### Problem to work on
Each record is to be repeated exactly as it stands below.

————————

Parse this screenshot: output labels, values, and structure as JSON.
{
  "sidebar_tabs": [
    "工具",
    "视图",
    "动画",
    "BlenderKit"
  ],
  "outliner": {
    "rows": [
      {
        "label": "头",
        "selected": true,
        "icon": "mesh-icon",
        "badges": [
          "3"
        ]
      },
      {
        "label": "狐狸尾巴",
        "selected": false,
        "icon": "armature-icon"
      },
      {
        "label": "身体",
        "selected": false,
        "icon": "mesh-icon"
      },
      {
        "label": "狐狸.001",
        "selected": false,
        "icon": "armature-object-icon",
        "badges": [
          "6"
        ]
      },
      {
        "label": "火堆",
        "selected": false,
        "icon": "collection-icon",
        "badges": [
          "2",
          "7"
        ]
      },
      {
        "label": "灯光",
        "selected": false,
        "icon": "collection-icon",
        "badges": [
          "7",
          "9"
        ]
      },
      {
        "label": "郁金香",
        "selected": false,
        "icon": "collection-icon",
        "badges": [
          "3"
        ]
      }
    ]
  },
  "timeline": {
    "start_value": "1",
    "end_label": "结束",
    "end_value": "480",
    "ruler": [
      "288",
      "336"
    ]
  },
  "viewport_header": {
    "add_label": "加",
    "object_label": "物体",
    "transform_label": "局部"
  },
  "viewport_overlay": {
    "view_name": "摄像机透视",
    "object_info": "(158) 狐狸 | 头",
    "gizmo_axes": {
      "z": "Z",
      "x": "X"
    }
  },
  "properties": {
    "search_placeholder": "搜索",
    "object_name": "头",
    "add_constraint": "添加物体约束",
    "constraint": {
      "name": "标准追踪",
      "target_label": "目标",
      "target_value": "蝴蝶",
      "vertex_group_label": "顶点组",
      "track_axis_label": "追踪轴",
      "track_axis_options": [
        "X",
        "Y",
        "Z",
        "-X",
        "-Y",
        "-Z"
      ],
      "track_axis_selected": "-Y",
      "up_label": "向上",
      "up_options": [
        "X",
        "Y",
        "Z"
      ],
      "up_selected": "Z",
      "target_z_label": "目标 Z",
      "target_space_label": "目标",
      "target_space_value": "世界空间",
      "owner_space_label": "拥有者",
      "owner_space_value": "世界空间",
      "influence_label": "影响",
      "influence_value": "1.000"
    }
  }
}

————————

### Result
Parse this screenshot: output labels, values, and structure as JSON.
{
  "sidebar_tabs": [
    "工具",
    "视图",
    "动画",
    "BlenderKit"
  ],
  "outliner": {
    "rows": [
      {
        "label": "头",
        "selected": true,
        "icon": "mesh-icon",
        "badges": [
          "3"
        ]
      },
      {
        "label": "狐狸尾巴",
        "selected": false,
        "icon": "armature-icon"
      },
      {
        "label": "身体",
        "selected": false,
        "icon": "mesh-icon"
      },
      {
        "label": "狐狸.001",
        "selected": false,
        "icon": "armature-object-icon",
        "badges": [
          "6"
        ]
      },
      {
        "label": "火堆",
        "selected": false,
        "icon": "collection-icon",
        "badges": [
          "2",
          "7"
        ]
      },
      {
        "label": "灯光",
        "selected": false,
        "icon": "collection-icon",
        "badges": [
          "7",
          "9"
        ]
      },
      {
        "label": "郁金香",
        "selected": false,
        "icon": "collection-icon",
        "badges": [
          "3"
        ]
      }
    ]
  },
  "timeline": {
    "start_value": "1",
    "end_label": "结束",
    "end_value": "480",
    "ruler": [
      "288",
      "336"
    ]
  },
  "viewport_header": {
    "add_label": "加",
    "object_label": "物体",
    "transform_label": "局部"
  },
  "viewport_overlay": {
    "view_name": "摄像机透视",
    "object_info": "(158) 狐狸 | 头",
    "gizmo_axes": {
      "z": "Z",
      "x": "X"
    }
  },
  "properties": {
    "search_placeholder": "搜索",
    "object_name": "头",
    "add_constraint": "添加物体约束",
    "constraint": {
      "name": "标准追踪",
      "target_label": "目标",
      "target_value": "蝴蝶",
      "vertex_group_label": "顶点组",
      "track_axis_label": "追踪轴",
      "track_axis_options": [
        "X",
        "Y",
        "Z",
        "-X",
        "-Y",
        "-Z"
      ],
      "track_axis_selected": "-Y",
      "up_label": "向上",
      "up_options": [
        "X",
        "Y",
        "Z"
      ],
      "up_selected": "Z",
      "target_z_label": "目标 Z",
      "target_space_label": "目标",
      "target_space_value": "世界空间",
      "owner_space_label": "拥有者",
      "owner_space_value": "世界空间",
      "influence_label": "影响",
      "influence_value": "1.000"
    }
  }
}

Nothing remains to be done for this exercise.